== What to work on ==
For the records below, the count of lines that hold "charm" is required; give only that number.
─── Input records
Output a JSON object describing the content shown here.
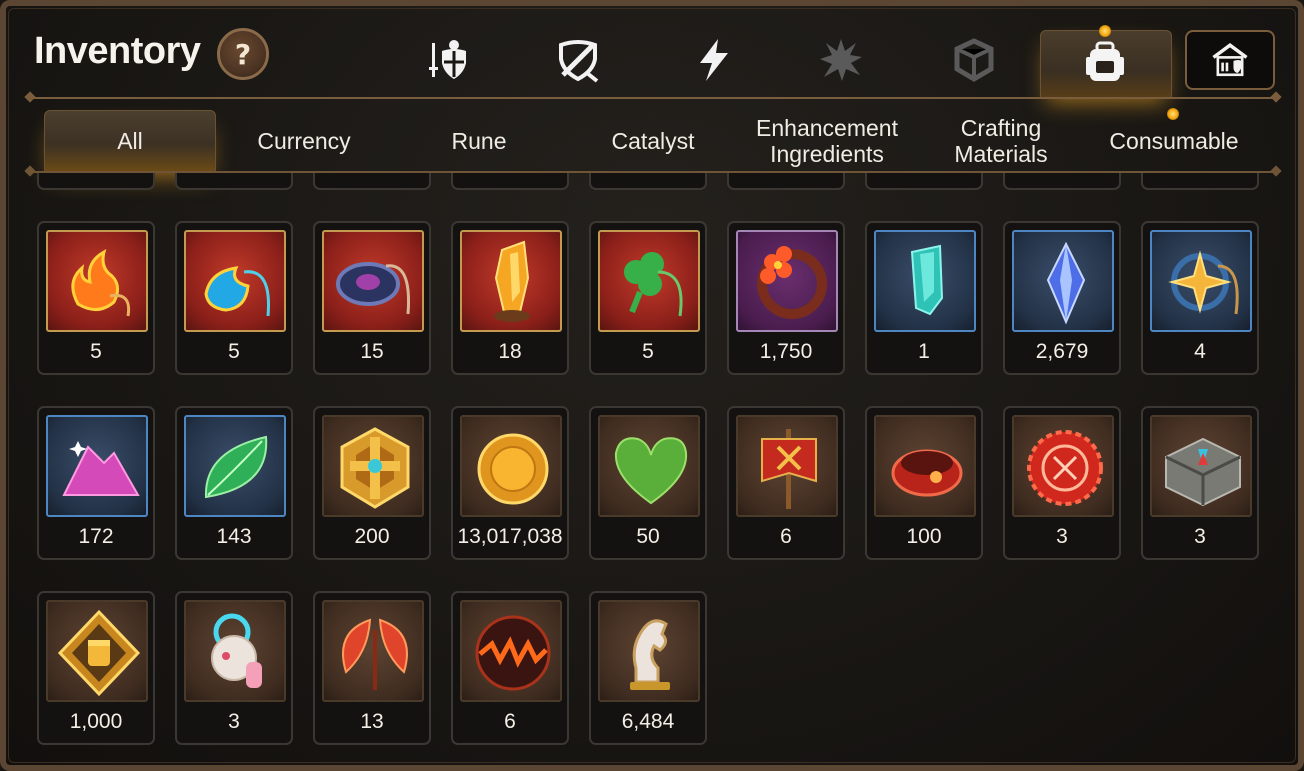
{
  "header": {
    "title": "Inventory",
    "help_label": "?",
    "category_icons": [
      "sword-shield-icon",
      "crossed-sword-shield-icon",
      "lightning-icon",
      "burst-icon",
      "cube-icon",
      "backpack-icon"
    ],
    "selected_category": "backpack-icon",
    "guild_icon": "guild-hall-icon"
  },
  "tabs": [
    {
      "label": "All",
      "active": true
    },
    {
      "label": "Currency",
      "active": false
    },
    {
      "label": "Rune",
      "active": false
    },
    {
      "label": "Catalyst",
      "active": false
    },
    {
      "label": "Enhancement Ingredients",
      "active": false
    },
    {
      "label": "Crafting Materials",
      "active": false
    },
    {
      "label": "Consumable",
      "active": false
    }
  ],
  "items": [
    {
      "icon": "fire-charm-icon",
      "count": "5"
    },
    {
      "icon": "water-charm-icon",
      "count": "5"
    },
    {
      "icon": "dark-charm-icon",
      "count": "15"
    },
    {
      "icon": "amber-crystal-icon",
      "count": "18"
    },
    {
      "icon": "clover-charm-icon",
      "count": "5"
    },
    {
      "icon": "flower-charm-icon",
      "count": "1,750"
    },
    {
      "icon": "teal-crystal-icon",
      "count": "1"
    },
    {
      "icon": "blue-gem-icon",
      "count": "2,679"
    },
    {
      "icon": "star-charm-icon",
      "count": "4"
    },
    {
      "icon": "pink-ore-icon",
      "count": "172"
    },
    {
      "icon": "green-leaf-icon",
      "count": "143"
    },
    {
      "icon": "gold-emblem-icon",
      "count": "200"
    },
    {
      "icon": "gold-coin-icon",
      "count": "13,017,038"
    },
    {
      "icon": "green-heart-icon",
      "count": "50"
    },
    {
      "icon": "banner-icon",
      "count": "6"
    },
    {
      "icon": "red-ring-icon",
      "count": "100"
    },
    {
      "icon": "red-seal-icon",
      "count": "3"
    },
    {
      "icon": "stone-box-icon",
      "count": "3"
    },
    {
      "icon": "fist-badge-icon",
      "count": "1,000"
    },
    {
      "icon": "robot-icon",
      "count": "3"
    },
    {
      "icon": "red-leaf-icon",
      "count": "13"
    },
    {
      "icon": "lava-orb-icon",
      "count": "6"
    },
    {
      "icon": "knight-chess-icon",
      "count": "6,484"
    }
  ],
  "colors": {
    "frame": "#5a4632",
    "gold_frame": "#c49a4f",
    "blue_frame": "#4e86c4",
    "accent_glow": "#f6a60a"
  }
}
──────
== Response box ==
6